WORK REQUEST =
Could you filter the records below and return each line that holds "DEUS"?

RECORDS FOR THIS EXERCISE =
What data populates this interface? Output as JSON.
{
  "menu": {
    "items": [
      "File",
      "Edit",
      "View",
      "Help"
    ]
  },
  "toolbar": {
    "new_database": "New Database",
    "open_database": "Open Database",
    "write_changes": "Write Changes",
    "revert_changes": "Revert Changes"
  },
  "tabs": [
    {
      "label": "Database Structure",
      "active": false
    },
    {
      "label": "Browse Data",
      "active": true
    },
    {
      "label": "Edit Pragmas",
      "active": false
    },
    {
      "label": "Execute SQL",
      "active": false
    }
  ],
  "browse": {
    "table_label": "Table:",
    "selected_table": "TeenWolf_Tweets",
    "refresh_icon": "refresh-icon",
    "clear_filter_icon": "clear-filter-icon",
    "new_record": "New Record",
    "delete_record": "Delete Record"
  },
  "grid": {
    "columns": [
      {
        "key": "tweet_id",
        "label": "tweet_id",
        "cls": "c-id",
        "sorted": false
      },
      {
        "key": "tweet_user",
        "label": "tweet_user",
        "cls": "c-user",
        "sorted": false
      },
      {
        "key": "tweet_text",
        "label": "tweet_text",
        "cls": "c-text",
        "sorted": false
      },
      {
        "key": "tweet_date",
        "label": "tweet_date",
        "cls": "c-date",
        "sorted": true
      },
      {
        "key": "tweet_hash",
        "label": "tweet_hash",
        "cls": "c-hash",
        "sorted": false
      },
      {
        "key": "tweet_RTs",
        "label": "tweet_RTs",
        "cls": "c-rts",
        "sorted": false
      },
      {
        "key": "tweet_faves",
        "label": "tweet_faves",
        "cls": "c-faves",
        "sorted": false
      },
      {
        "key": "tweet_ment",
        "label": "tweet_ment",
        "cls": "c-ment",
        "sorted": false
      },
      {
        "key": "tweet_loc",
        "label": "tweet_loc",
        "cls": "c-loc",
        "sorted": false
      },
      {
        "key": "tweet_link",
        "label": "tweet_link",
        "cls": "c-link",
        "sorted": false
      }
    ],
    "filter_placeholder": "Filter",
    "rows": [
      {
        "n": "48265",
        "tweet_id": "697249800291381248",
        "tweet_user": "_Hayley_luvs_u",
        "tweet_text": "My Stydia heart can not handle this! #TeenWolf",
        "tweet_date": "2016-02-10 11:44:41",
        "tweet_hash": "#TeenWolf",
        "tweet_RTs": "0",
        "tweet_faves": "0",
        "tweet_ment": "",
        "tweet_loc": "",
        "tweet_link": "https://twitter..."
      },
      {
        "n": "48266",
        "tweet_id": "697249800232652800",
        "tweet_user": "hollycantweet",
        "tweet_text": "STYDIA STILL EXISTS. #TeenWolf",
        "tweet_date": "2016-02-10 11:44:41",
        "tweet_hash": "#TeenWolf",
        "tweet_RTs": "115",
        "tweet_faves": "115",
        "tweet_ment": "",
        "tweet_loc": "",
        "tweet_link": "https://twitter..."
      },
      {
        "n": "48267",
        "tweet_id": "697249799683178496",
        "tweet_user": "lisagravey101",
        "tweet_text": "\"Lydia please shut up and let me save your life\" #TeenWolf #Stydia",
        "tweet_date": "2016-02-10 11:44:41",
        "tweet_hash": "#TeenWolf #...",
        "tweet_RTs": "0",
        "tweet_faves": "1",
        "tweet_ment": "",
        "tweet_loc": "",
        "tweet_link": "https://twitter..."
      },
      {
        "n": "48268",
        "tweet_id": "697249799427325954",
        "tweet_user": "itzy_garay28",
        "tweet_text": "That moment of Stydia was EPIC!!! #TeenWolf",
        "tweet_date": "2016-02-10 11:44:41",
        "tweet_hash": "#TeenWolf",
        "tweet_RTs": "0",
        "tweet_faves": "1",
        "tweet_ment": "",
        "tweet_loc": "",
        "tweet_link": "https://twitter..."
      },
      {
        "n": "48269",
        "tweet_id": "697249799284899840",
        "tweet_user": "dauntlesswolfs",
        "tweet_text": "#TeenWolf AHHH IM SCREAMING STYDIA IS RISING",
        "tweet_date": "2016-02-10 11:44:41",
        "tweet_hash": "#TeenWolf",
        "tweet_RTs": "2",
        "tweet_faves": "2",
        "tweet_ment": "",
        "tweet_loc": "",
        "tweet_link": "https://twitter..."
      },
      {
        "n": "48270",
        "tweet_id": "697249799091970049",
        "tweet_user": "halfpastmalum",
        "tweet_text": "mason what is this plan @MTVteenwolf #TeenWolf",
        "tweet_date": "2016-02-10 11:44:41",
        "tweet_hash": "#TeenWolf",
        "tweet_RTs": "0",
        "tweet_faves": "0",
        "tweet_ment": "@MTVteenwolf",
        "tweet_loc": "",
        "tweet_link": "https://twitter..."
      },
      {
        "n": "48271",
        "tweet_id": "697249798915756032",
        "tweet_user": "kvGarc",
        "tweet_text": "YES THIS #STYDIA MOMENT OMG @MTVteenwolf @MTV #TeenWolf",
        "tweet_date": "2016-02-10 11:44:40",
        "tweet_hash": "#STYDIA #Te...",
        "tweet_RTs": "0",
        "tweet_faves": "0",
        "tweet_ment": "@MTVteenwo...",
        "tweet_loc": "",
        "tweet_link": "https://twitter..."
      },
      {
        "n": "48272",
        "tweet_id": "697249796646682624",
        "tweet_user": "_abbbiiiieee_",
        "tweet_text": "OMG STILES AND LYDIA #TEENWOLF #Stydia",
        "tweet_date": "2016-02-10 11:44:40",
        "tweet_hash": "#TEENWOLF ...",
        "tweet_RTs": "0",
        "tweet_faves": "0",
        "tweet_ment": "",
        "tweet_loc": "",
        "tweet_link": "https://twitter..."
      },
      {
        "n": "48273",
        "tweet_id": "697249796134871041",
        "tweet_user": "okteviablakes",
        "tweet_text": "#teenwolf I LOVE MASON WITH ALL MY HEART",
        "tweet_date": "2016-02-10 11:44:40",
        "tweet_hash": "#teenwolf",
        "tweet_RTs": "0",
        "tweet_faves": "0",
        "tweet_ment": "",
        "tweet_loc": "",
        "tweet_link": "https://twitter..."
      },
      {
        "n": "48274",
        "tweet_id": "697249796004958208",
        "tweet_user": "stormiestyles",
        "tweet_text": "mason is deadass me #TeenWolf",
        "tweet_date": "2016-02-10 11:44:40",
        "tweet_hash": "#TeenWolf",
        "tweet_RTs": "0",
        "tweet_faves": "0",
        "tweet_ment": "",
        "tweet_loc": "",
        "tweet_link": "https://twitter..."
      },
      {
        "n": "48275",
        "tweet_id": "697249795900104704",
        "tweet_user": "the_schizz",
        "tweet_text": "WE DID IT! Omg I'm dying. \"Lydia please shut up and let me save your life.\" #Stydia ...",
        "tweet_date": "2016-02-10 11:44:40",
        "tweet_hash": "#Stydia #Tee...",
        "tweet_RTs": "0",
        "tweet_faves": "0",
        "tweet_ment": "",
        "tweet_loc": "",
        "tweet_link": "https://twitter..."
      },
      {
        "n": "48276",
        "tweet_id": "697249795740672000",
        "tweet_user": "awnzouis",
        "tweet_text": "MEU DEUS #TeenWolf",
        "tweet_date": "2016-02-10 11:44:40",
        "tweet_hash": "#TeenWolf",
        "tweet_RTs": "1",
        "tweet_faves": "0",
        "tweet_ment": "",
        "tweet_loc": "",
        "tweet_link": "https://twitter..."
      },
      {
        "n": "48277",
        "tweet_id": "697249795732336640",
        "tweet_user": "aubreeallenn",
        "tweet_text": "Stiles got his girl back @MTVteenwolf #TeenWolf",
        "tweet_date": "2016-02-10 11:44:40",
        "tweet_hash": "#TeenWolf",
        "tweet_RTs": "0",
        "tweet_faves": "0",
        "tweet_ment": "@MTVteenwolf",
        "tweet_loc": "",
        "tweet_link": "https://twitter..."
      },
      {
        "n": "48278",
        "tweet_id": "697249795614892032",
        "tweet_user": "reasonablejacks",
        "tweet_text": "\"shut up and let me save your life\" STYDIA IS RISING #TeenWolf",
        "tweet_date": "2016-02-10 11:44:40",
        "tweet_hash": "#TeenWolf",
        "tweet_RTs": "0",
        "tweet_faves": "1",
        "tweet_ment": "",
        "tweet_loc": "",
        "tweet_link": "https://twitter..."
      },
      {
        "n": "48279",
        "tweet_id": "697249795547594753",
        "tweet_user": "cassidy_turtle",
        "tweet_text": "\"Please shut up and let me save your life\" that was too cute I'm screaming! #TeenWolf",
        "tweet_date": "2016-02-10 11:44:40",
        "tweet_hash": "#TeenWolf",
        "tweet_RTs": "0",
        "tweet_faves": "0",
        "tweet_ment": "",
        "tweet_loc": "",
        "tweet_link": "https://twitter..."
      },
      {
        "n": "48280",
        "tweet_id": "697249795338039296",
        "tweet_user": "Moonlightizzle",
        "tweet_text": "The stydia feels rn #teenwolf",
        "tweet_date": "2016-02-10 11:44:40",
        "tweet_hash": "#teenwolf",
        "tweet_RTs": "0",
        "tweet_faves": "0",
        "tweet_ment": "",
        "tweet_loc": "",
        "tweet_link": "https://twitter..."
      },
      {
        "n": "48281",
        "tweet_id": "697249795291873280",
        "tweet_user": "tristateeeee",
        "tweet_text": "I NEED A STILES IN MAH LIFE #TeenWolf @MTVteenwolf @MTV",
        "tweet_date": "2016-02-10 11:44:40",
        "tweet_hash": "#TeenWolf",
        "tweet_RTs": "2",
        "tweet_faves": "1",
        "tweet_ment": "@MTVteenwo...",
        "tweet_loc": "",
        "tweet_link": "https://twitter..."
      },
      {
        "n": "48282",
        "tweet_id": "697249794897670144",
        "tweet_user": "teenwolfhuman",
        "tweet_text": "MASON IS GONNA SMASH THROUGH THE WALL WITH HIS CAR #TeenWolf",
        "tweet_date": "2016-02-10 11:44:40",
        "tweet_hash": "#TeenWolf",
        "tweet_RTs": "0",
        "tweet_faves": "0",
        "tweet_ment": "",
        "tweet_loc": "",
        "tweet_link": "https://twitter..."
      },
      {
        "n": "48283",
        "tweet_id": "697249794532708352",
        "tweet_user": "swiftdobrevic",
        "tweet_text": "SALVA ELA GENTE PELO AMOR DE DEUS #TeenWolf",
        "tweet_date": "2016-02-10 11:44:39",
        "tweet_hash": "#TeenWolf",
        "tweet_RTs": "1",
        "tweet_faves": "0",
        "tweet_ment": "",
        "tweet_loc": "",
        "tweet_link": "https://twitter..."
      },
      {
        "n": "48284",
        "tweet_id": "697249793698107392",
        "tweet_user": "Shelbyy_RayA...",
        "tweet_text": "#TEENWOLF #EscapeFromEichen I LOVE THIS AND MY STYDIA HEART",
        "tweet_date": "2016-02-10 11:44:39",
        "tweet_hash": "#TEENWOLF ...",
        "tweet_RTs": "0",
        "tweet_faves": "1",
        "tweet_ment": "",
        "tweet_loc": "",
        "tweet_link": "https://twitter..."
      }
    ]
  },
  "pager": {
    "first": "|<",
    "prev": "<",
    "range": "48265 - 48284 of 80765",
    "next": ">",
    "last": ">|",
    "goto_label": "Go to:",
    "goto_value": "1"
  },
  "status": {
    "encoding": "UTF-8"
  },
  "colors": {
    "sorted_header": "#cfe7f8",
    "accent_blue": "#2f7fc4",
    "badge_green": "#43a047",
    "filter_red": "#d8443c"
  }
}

ANSWER TO THIS PROBLEM =
        "tweet_text": "MEU DEUS #TeenWolf",
        "tweet_text": "SALVA ELA GENTE PELO AMOR DE DEUS #TeenWolf",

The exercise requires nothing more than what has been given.